● **EXERCISE**: Wherever a line below holds the word "face", copy that line.

● **MATERIAL PROVIDED**:
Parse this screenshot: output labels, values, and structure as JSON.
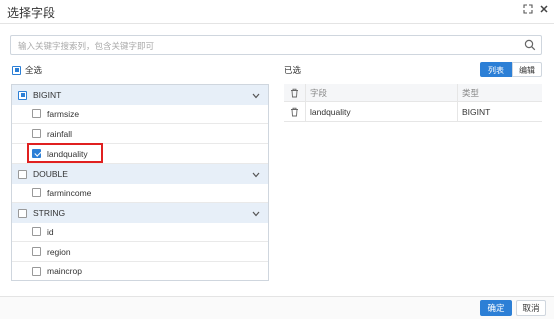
{
  "dialog": {
    "title": "选择字段"
  },
  "search": {
    "placeholder": "输入关键字搜索列，包含关键字即可"
  },
  "select_all": {
    "label": "全选"
  },
  "groups": [
    {
      "label": "BIGINT",
      "state": "partial",
      "fields": [
        {
          "label": "farmsize",
          "checked": false
        },
        {
          "label": "rainfall",
          "checked": false
        },
        {
          "label": "landquality",
          "checked": true
        }
      ]
    },
    {
      "label": "DOUBLE",
      "state": "unchecked",
      "fields": [
        {
          "label": "farmincome",
          "checked": false
        }
      ]
    },
    {
      "label": "STRING",
      "state": "unchecked",
      "fields": [
        {
          "label": "id",
          "checked": false
        },
        {
          "label": "region",
          "checked": false
        },
        {
          "label": "maincrop",
          "checked": false
        }
      ]
    }
  ],
  "selected": {
    "label": "已选",
    "tabs": [
      "列表",
      "编辑"
    ],
    "columns": [
      "字段",
      "类型"
    ],
    "rows": [
      {
        "field": "landquality",
        "type": "BIGINT"
      }
    ]
  },
  "footer": {
    "ok_label": "确定",
    "cancel_label": "取消"
  },
  "colors": {
    "accent": "#2c7fd6",
    "highlight": "#e02020",
    "group_bg": "#e7eff8"
  }
}
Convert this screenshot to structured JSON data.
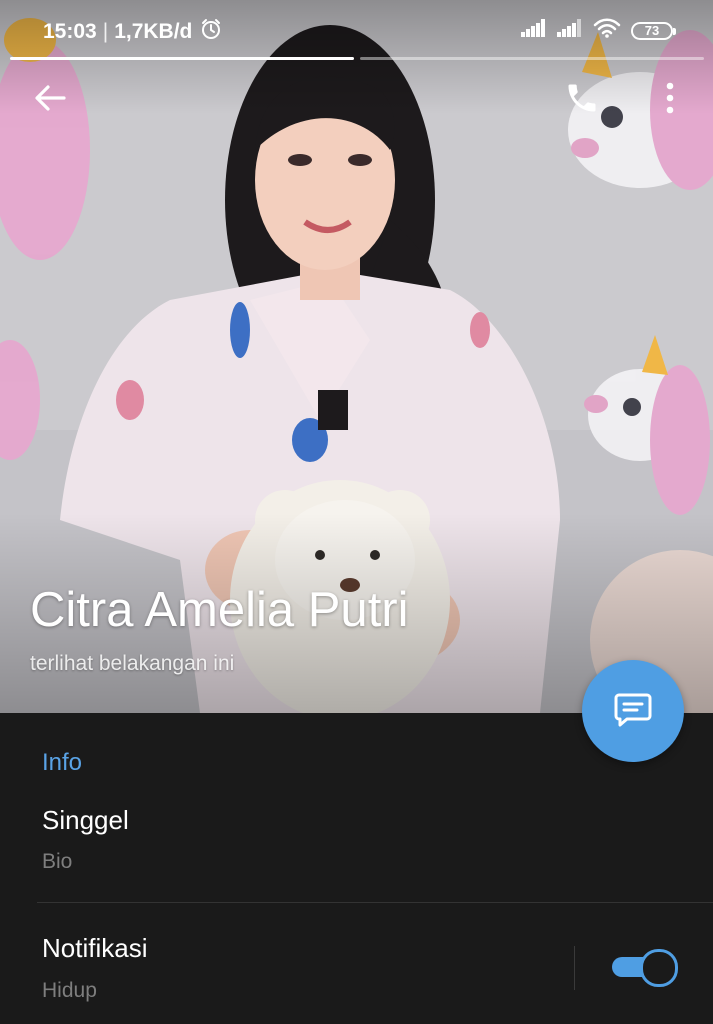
{
  "status_bar": {
    "time": "15:03",
    "network_speed": "1,7KB/d",
    "battery": "73",
    "icons": [
      "alarm-icon",
      "signal-icon",
      "signal-icon",
      "wifi-icon",
      "battery-icon"
    ]
  },
  "story_progress": {
    "segments": 2,
    "active_index": 0
  },
  "toolbar": {
    "back_icon": "arrow-left-icon",
    "call_icon": "phone-icon",
    "menu_icon": "more-vertical-icon"
  },
  "profile": {
    "name": "Citra Amelia Putri",
    "last_seen": "terlihat belakangan ini"
  },
  "fab": {
    "icon": "message-icon"
  },
  "info": {
    "section_title": "Info",
    "bio_value": "Singgel",
    "bio_label": "Bio",
    "notifications_title": "Notifikasi",
    "notifications_status": "Hidup",
    "notifications_enabled": true
  },
  "colors": {
    "accent": "#4f9ee3",
    "section_title": "#5aa3e6",
    "background": "#1a1a1a",
    "secondary_text": "#7e7e7e"
  }
}
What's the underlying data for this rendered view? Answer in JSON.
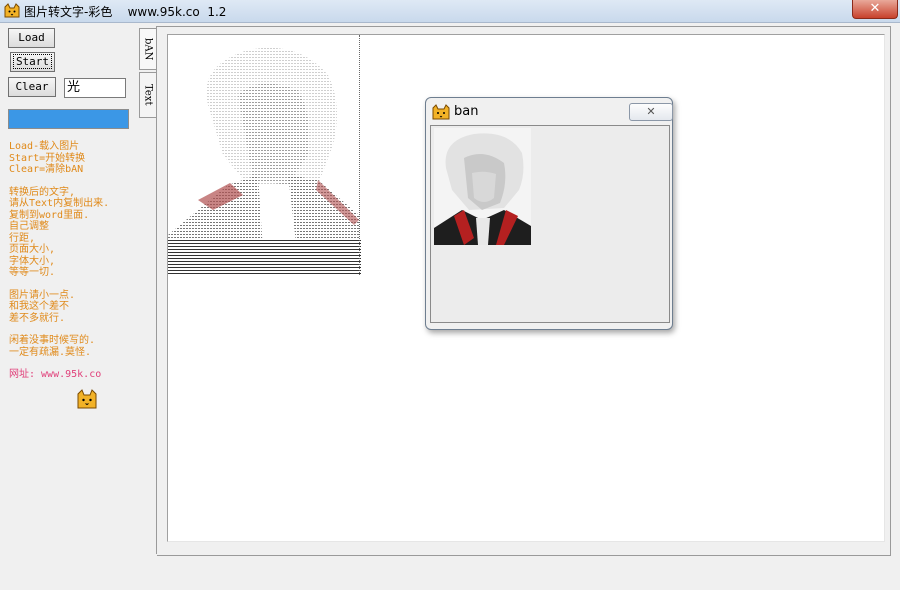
{
  "window": {
    "title": "图片转文字-彩色    www.95k.co  1.2",
    "close_symbol": "✕"
  },
  "buttons": {
    "load": "Load",
    "start": "Start",
    "clear": "Clear"
  },
  "char_input": {
    "value": "光"
  },
  "progress": {
    "value": 1.0,
    "color": "#3b97e6"
  },
  "help_text": {
    "group1": [
      "Load-载入图片",
      "Start=开始转换",
      "Clear=清除bAN"
    ],
    "group2": [
      "转换后的文字,",
      "请从Text内复制出来.",
      "复制到word里面.",
      "自己调整",
      "行距,",
      "页面大小,",
      "字体大小,",
      "等等一切."
    ],
    "group3": [
      "图片请小一点.",
      "和我这个差不",
      "差不多就行."
    ],
    "group4": [
      "闲着没事时候写的.",
      "一定有疏漏.莫怪."
    ],
    "url": "网址: www.95k.co",
    "text_color": "#e08a1a",
    "url_color": "#e0407a"
  },
  "tabs": [
    {
      "label": "bAN"
    },
    {
      "label": "Text"
    }
  ],
  "dialog": {
    "title": "ban",
    "close_symbol": "✕"
  },
  "icons": {
    "app": "cat-face-icon",
    "help_cat": "cat-face-icon",
    "dialog": "cat-face-icon"
  }
}
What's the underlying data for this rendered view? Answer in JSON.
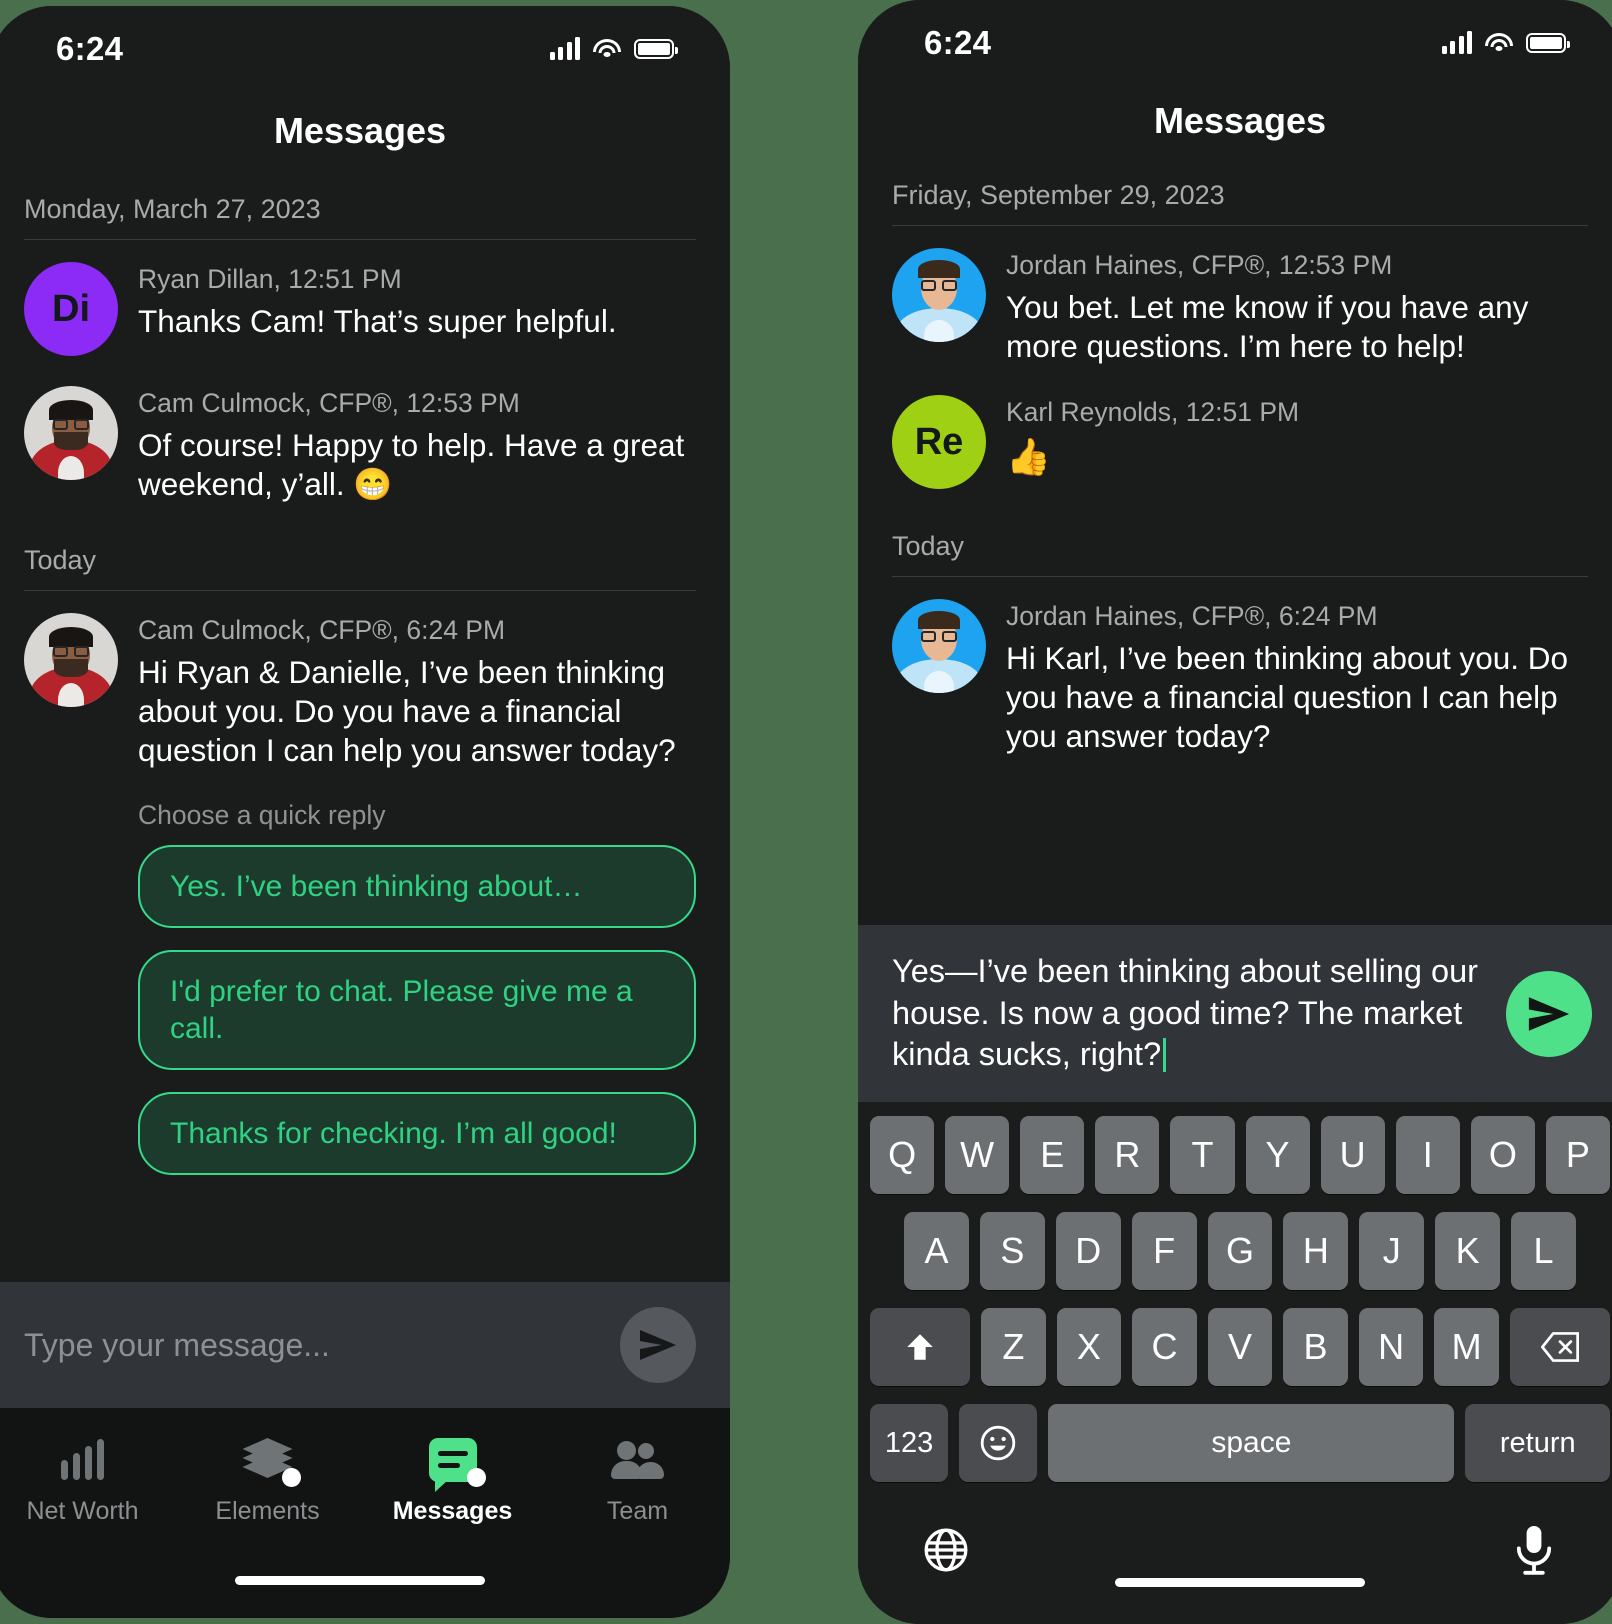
{
  "theme": {
    "page_background": "#4a6f4d",
    "screen_background": "#1a1c1c",
    "accent_green": "#4fe08a",
    "quick_reply_border": "#36d98a",
    "quick_reply_fill": "#1d3b2c",
    "quick_reply_text": "#2fd183",
    "avatar_purple": "#8b2bf5",
    "avatar_lime": "#9fd014",
    "muted_text": "#a9abab"
  },
  "left_phone": {
    "status": {
      "clock": "6:24",
      "signal_icon": "cellular-signal-icon",
      "wifi_icon": "wifi-icon",
      "battery_icon": "battery-full-icon"
    },
    "nav": {
      "title": "Messages"
    },
    "sections": [
      {
        "day_label": "Monday, March 27, 2023",
        "messages": [
          {
            "avatar_type": "initials",
            "avatar_initials": "Di",
            "avatar_color": "#8b2bf5",
            "meta": "Ryan Dillan, 12:51 PM",
            "text": "Thanks Cam! That’s super helpful."
          },
          {
            "avatar_type": "photo",
            "avatar_name": "cam-culmock-avatar",
            "meta": "Cam Culmock, CFP®, 12:53 PM",
            "text": "Of course! Happy to help. Have a great weekend, y’all. 😁"
          }
        ]
      },
      {
        "day_label": "Today",
        "messages": [
          {
            "avatar_type": "photo",
            "avatar_name": "cam-culmock-avatar",
            "meta": "Cam Culmock, CFP®, 6:24 PM",
            "text": "Hi Ryan & Danielle, I’ve been thinking about you. Do you have a financial question I can help you answer today?"
          }
        ]
      }
    ],
    "quick_reply": {
      "label": "Choose a quick reply",
      "options": [
        "Yes. I’ve been thinking about…",
        "I'd prefer to chat. Please give me a call.",
        "Thanks for checking. I’m all good!"
      ]
    },
    "composer": {
      "placeholder": "Type your message...",
      "send_icon": "send-paper-plane-icon"
    },
    "tabbar": {
      "items": [
        {
          "label": "Net Worth",
          "icon": "bar-chart-icon",
          "active": false,
          "badge": false
        },
        {
          "label": "Elements",
          "icon": "layers-icon",
          "active": false,
          "badge": true
        },
        {
          "label": "Messages",
          "icon": "chat-bubble-icon",
          "active": true,
          "badge": true
        },
        {
          "label": "Team",
          "icon": "people-icon",
          "active": false,
          "badge": false
        }
      ]
    }
  },
  "right_phone": {
    "status": {
      "clock": "6:24",
      "signal_icon": "cellular-signal-icon",
      "wifi_icon": "wifi-icon",
      "battery_icon": "battery-full-icon"
    },
    "nav": {
      "title": "Messages"
    },
    "sections": [
      {
        "day_label": "Friday, September 29, 2023",
        "messages": [
          {
            "avatar_type": "photo",
            "avatar_name": "jordan-haines-avatar",
            "meta": "Jordan Haines, CFP®, 12:53 PM",
            "text": "You bet. Let me know if you have any more questions. I’m here to help!"
          },
          {
            "avatar_type": "initials",
            "avatar_initials": "Re",
            "avatar_color": "#9fd014",
            "meta": "Karl Reynolds, 12:51 PM",
            "text": "👍"
          }
        ]
      },
      {
        "day_label": "Today",
        "messages": [
          {
            "avatar_type": "photo",
            "avatar_name": "jordan-haines-avatar",
            "meta": "Jordan Haines, CFP®, 6:24 PM",
            "text": "Hi Karl, I’ve been thinking about you. Do you have a financial question I can help you answer today?"
          }
        ]
      }
    ],
    "composer": {
      "typed_text": "Yes—I’ve been thinking about selling our house. Is now a good time? The market kinda sucks, right?",
      "send_icon": "send-paper-plane-icon",
      "caret_visible": true
    },
    "keyboard": {
      "row1": [
        "Q",
        "W",
        "E",
        "R",
        "T",
        "Y",
        "U",
        "I",
        "O",
        "P"
      ],
      "row2": [
        "A",
        "S",
        "D",
        "F",
        "G",
        "H",
        "J",
        "K",
        "L"
      ],
      "row3_shift_icon": "shift-arrow-icon",
      "row3": [
        "Z",
        "X",
        "C",
        "V",
        "B",
        "N",
        "M"
      ],
      "row3_backspace_icon": "backspace-delete-icon",
      "numbers_key": "123",
      "emoji_key_icon": "emoji-smiley-icon",
      "space_key": "space",
      "return_key": "return",
      "globe_icon": "globe-language-icon",
      "mic_icon": "microphone-dictation-icon"
    }
  }
}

● **ANSWER TO THIS TASK**:
    "app": "cat-face-icon",
    "help_cat": "cat-face-icon",
    "dialog": "cat-face-icon"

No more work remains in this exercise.